━━━ Supplied records ━━━

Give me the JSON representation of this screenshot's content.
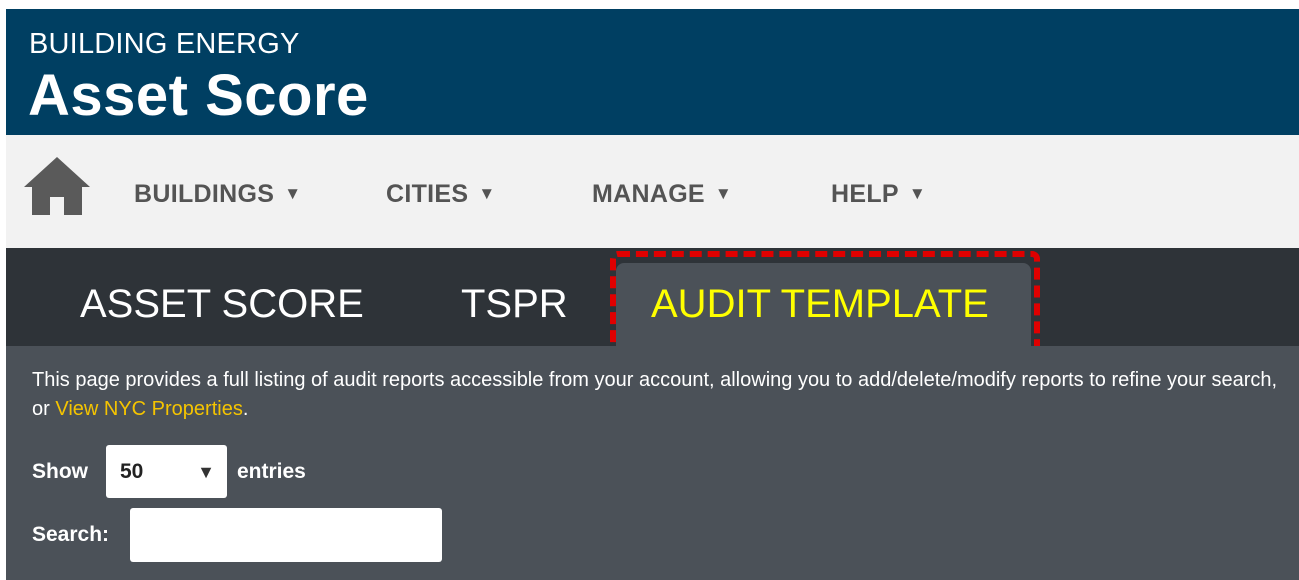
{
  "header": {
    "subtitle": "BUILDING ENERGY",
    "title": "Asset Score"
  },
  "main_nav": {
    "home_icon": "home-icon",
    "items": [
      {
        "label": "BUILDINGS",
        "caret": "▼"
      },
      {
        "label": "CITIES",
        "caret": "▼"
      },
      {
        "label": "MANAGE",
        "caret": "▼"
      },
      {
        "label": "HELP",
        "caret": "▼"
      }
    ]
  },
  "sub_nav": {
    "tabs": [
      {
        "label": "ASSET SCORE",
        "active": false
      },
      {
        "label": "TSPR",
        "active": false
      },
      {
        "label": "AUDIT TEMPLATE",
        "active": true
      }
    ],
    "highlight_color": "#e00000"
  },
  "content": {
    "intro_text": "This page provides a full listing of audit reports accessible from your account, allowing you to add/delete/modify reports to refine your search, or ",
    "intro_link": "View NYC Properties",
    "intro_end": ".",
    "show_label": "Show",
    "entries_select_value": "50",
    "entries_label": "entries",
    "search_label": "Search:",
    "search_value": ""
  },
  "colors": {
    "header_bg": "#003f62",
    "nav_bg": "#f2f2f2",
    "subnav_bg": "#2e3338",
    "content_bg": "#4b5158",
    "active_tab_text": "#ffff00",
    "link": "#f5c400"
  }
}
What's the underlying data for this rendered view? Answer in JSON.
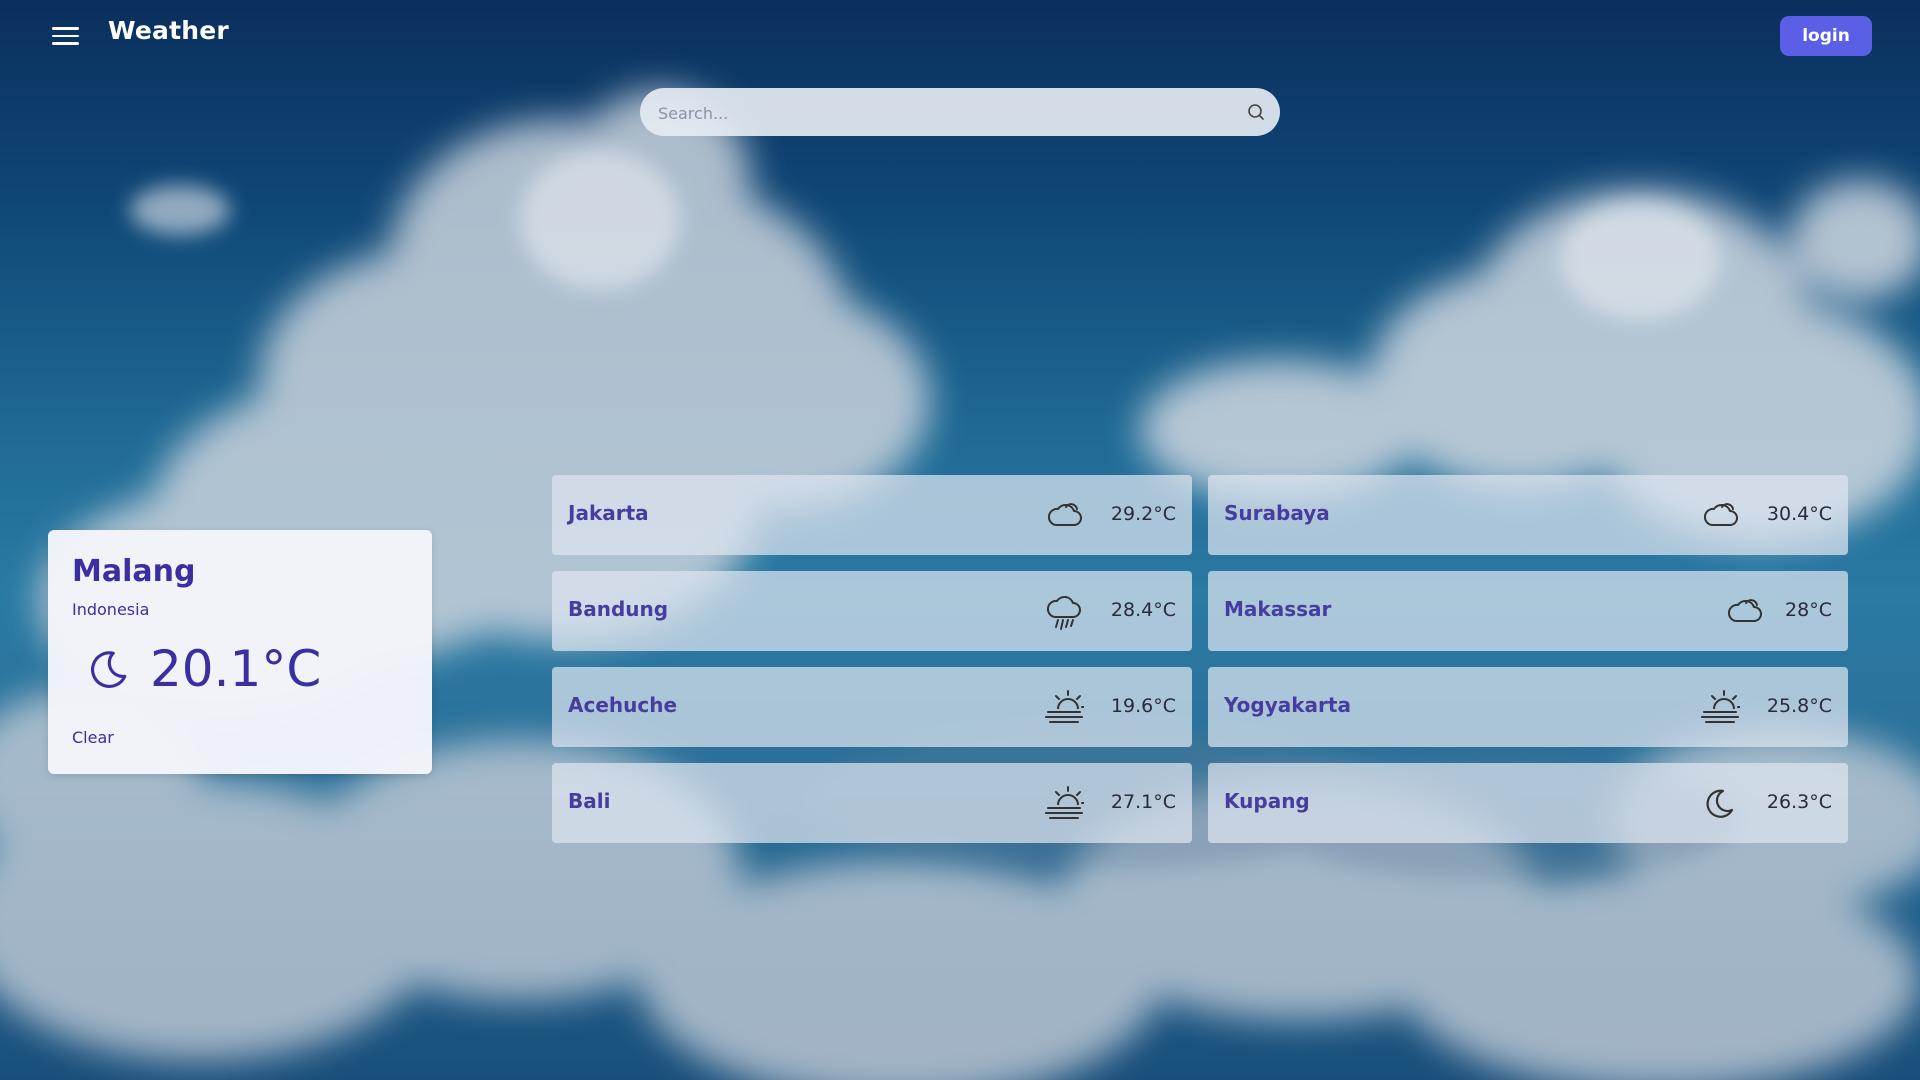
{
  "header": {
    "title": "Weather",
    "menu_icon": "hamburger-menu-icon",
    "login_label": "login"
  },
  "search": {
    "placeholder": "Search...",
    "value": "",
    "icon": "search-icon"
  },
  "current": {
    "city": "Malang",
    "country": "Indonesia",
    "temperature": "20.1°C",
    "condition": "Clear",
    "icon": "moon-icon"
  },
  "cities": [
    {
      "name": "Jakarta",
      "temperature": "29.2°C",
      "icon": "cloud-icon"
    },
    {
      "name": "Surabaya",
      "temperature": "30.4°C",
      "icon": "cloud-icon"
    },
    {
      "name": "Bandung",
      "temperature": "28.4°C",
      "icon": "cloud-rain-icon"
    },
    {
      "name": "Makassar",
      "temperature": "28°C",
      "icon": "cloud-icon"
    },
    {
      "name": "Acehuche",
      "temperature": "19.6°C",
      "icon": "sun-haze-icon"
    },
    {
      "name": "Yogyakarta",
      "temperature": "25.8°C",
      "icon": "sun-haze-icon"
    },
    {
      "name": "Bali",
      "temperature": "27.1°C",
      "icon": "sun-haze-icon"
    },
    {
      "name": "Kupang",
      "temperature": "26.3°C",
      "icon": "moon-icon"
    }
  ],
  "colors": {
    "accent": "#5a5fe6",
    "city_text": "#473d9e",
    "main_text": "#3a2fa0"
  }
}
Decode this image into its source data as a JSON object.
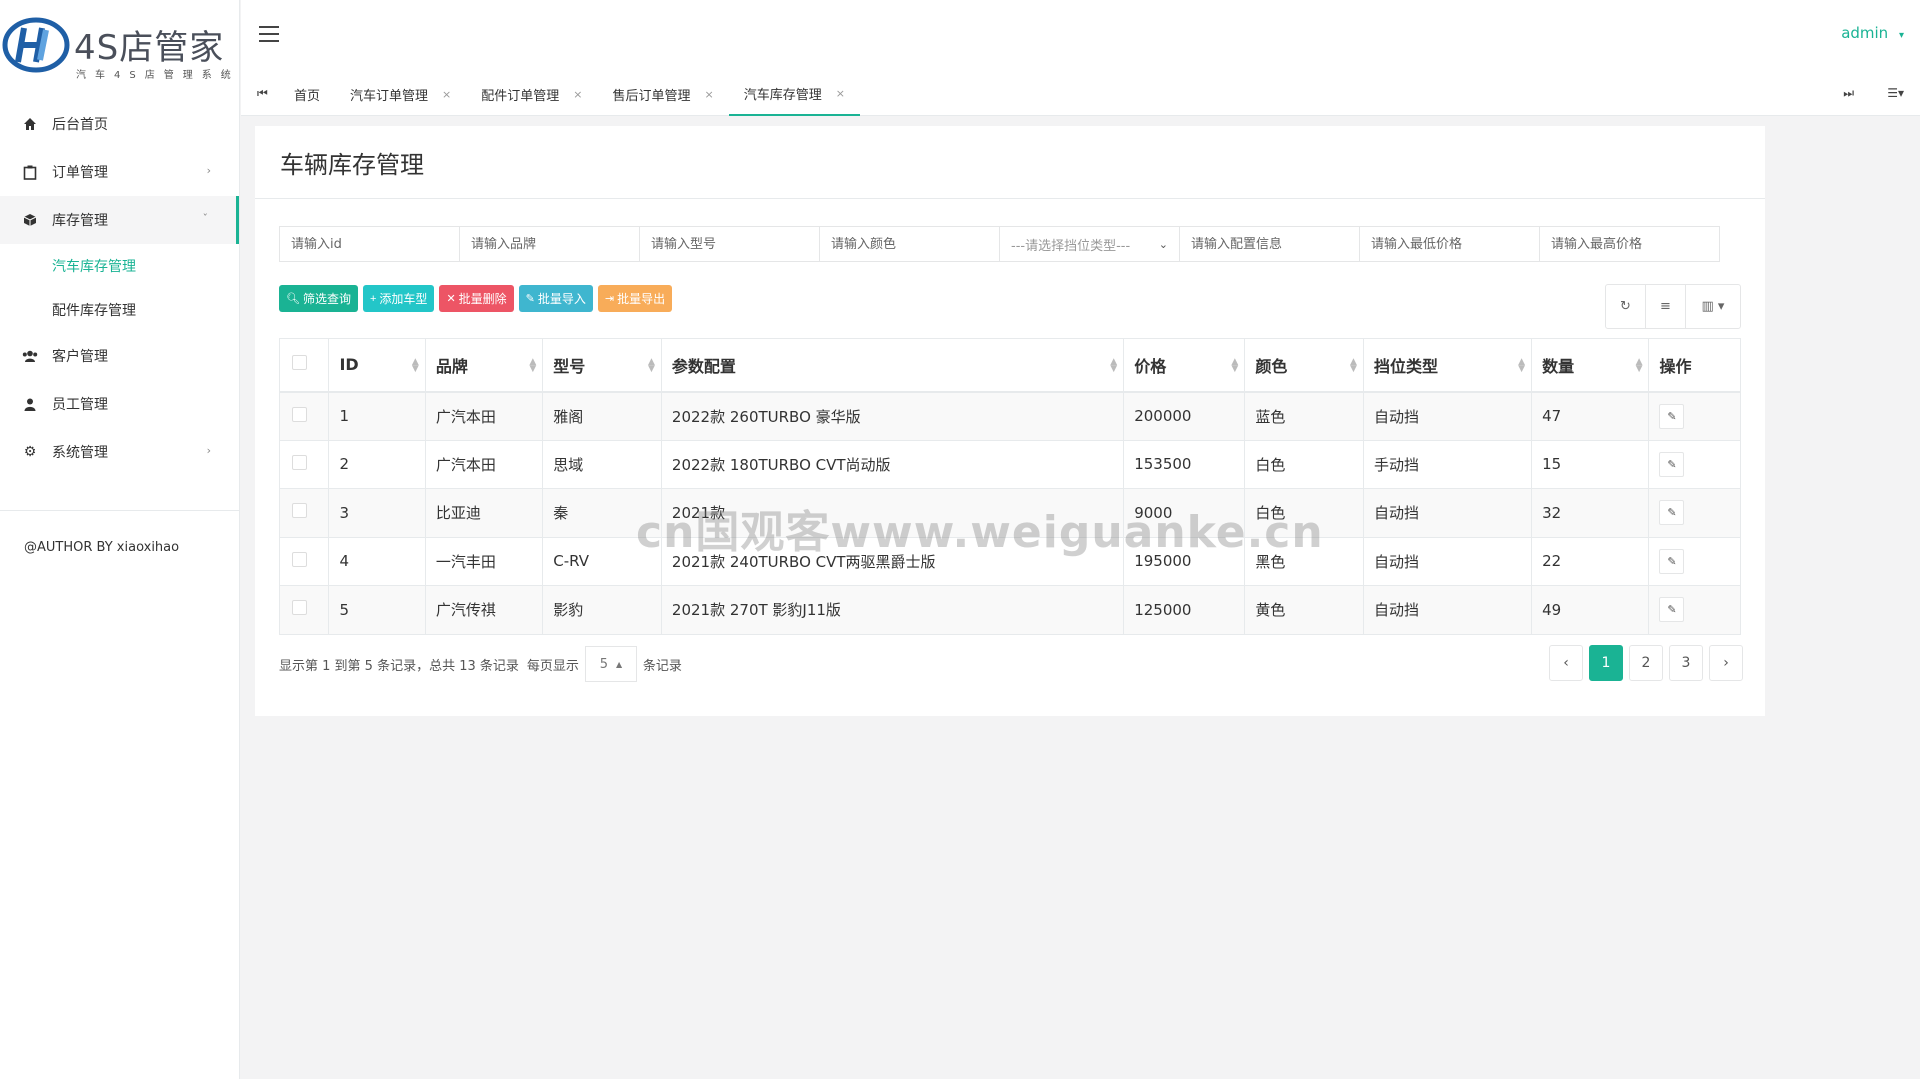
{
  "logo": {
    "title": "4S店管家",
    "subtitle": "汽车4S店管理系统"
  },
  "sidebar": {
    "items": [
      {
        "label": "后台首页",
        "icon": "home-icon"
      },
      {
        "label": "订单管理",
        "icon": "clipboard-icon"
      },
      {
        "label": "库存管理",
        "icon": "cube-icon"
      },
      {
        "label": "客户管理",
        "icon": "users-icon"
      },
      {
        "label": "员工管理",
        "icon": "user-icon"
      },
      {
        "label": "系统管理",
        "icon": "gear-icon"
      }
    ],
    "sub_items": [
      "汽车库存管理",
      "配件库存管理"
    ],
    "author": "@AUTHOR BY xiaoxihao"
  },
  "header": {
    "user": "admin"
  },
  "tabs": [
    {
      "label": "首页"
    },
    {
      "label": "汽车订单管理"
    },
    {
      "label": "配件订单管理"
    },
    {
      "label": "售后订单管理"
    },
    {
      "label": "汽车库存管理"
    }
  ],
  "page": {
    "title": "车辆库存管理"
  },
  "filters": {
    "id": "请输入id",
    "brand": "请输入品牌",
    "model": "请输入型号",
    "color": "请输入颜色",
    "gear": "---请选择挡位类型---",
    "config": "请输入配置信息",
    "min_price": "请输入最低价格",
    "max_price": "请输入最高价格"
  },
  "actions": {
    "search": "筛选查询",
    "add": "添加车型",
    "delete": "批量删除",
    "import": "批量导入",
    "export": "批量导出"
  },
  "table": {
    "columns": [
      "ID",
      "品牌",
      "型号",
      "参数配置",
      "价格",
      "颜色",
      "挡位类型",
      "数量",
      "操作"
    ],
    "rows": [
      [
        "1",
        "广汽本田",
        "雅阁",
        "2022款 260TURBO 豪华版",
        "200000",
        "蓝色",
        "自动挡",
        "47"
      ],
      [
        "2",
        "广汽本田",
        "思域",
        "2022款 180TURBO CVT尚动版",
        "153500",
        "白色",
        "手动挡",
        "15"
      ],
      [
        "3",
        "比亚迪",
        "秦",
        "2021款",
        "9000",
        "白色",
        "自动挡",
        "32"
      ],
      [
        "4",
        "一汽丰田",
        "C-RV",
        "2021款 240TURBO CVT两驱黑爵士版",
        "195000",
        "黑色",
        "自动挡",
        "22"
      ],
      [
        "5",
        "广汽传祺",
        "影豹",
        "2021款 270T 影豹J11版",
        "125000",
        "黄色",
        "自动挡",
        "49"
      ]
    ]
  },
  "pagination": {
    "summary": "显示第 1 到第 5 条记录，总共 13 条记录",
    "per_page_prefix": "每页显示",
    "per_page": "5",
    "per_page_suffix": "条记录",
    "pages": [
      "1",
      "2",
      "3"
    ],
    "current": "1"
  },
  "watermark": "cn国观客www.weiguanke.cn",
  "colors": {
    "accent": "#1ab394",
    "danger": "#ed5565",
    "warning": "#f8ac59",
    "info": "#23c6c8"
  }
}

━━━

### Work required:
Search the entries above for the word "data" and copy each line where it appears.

### Response to this exercise:
What's the underlying data for this rendered view? Answer in JSON.
Decode this image into its source data as a JSON object.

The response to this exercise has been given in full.